Introducing the ‘my health, our family’ study

Stream: Understanding the family life of transmissible infections
Date: Tuesday, 10 September 2019
Time: 3.45 pm – 5.05 pm


As the management of blood borne viruses undergoes rapid change, the families of those affected by HIV, hepatitis B and hepatitis C are also living through and responding to those changes. Yet both health and social policy responses have remained largely focused on the individual, with less known about the role and experiences of families. The ‘my health, our family’ study was funded by an Australian Research Council Discovery Project Grant, bringing together expertise in the social aspects of infectious disease and on care, families, and social policy.
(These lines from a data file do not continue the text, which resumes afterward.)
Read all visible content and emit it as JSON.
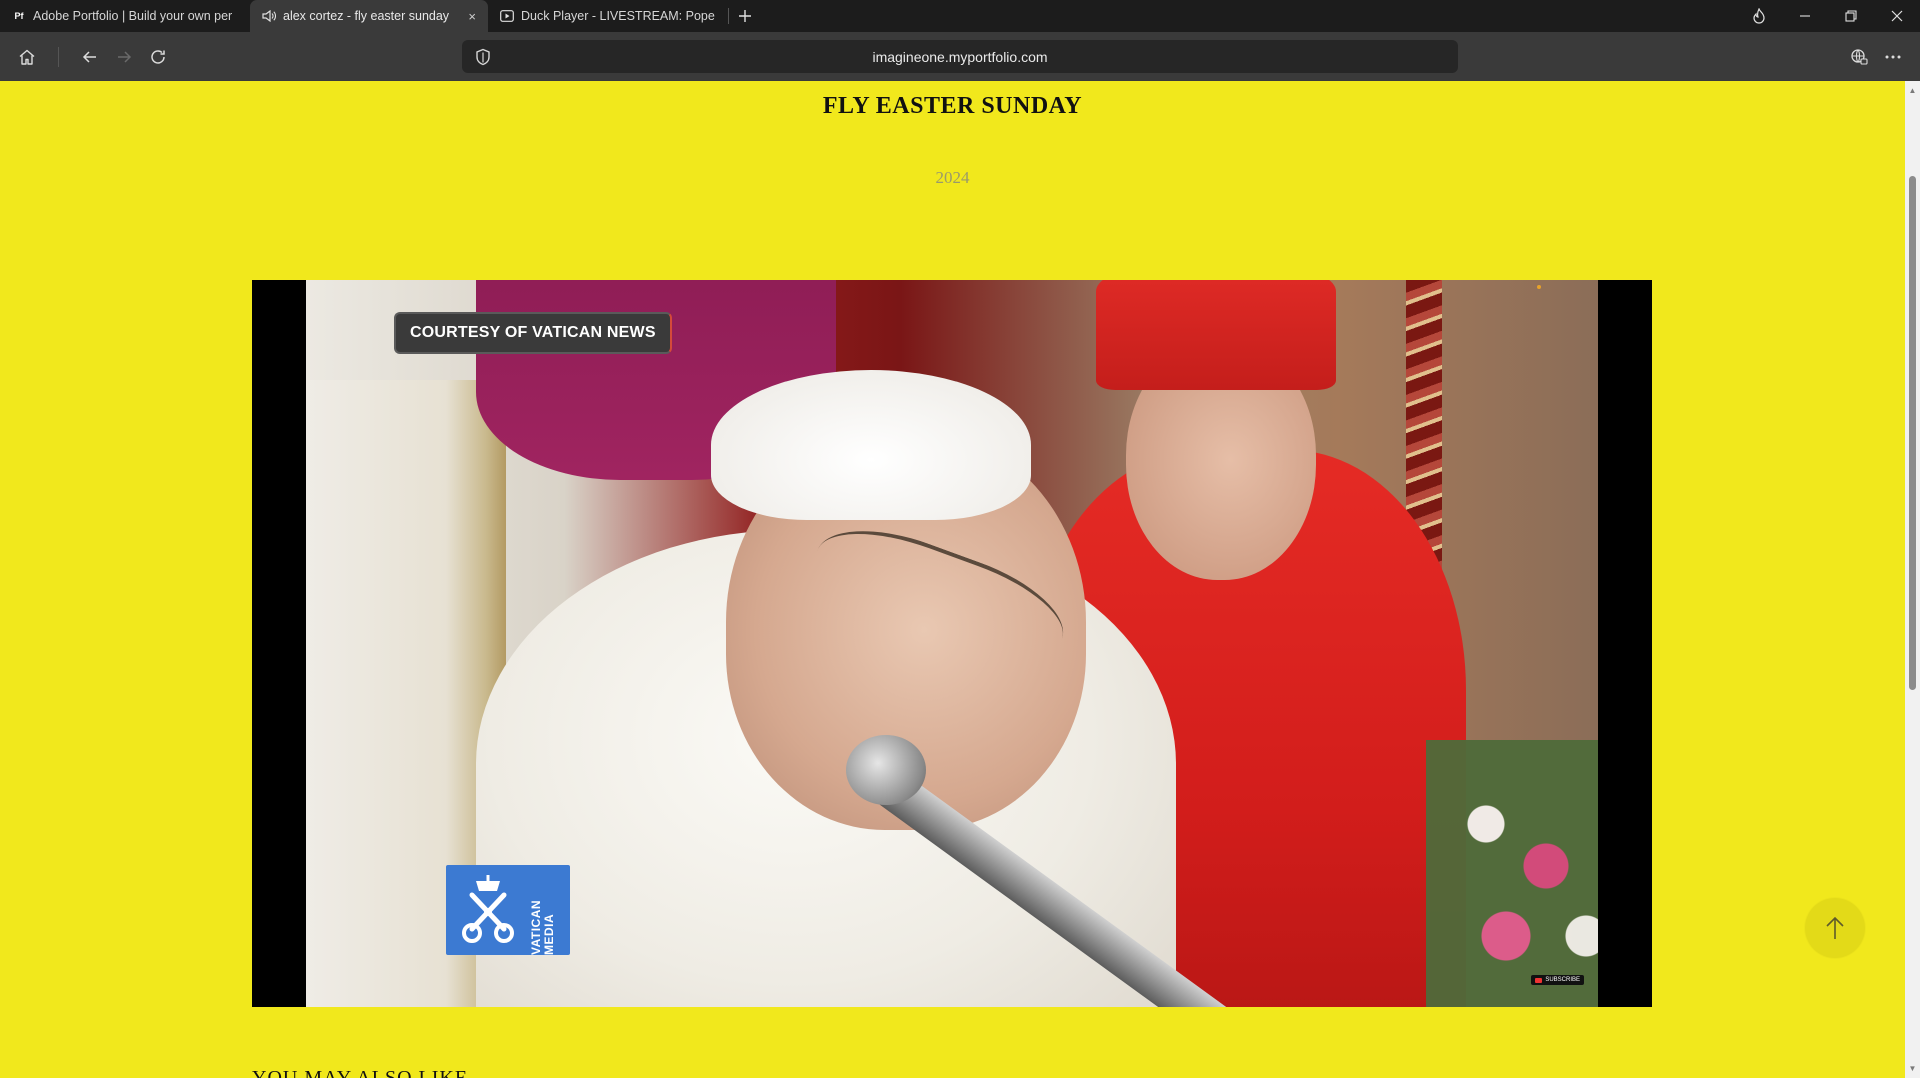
{
  "browser": {
    "tabs": [
      {
        "title": "Adobe Portfolio | Build your own per",
        "favicon": "adobe-portfolio-icon",
        "active": false
      },
      {
        "title": "alex cortez - fly easter sunday",
        "favicon": "speaker-icon",
        "active": true,
        "close": "×"
      },
      {
        "title": "Duck Player - LIVESTREAM: Pope Fran",
        "favicon": "play-icon",
        "active": false
      }
    ],
    "favicon_text": "Pf",
    "new_tab": "+",
    "url": "imagineone.myportfolio.com"
  },
  "page": {
    "title": "FLY EASTER SUNDAY",
    "year": "2024",
    "video": {
      "overlay_label": "COURTESY OF VATICAN NEWS",
      "logo_text": "VATICAN MEDIA",
      "subscribe": "SUBSCRIBE"
    },
    "also_like": "YOU MAY ALSO LIKE"
  },
  "colors": {
    "page_background": "#f1e81c",
    "browser_chrome": "#1c1c1c",
    "toolbar": "#3a3a3a",
    "vatican_blue": "#3c7ad2"
  }
}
This qualitative study was the first to document the stories of Australian families affected by stigmatized transmissible infections, and to gather the insights of stakeholders working in health and social policy. This symposium will feature a series of presentations from members of the research team who will each discuss a number of key findings with the aim of extending understandings of how serodiscordance (i.e., mixed infection status) is enacted and managed in everyday family life. We also aim to build policy and practice recommendations for how knowledge about the family life of transmissible infections can inform the design and delivery of services, and to deepen knowledge on how contemporary families are constructed in the context of health and illness. To facilitate discussion, the session will be streamed online, so community members, policymakers and clinicians located in different parts of Australia can take part, to help us ensure that the study can make valuable and enduring contributions to both health and social policy.


Christy Newman (Presenter), Centre for Social Research in Health
Christy Newman is Associate Professor at the Centre for Social Research in Health, where she has investigated a broad range of social issues relating to health, sexuality and relationships over the last 15 years. Primarily a qualitative researcher, she works across a range of collaborative and multidisciplinary projects, particularly in the fields of sexual and reproductive health and blood borne virus prevention and care, and extending to sexual and gender diversity, child and family wellbeing, harm reduction, mental health, migrant and refugee health, and Aboriginal health. She is the lead Investigator of the 'my health, our family' study.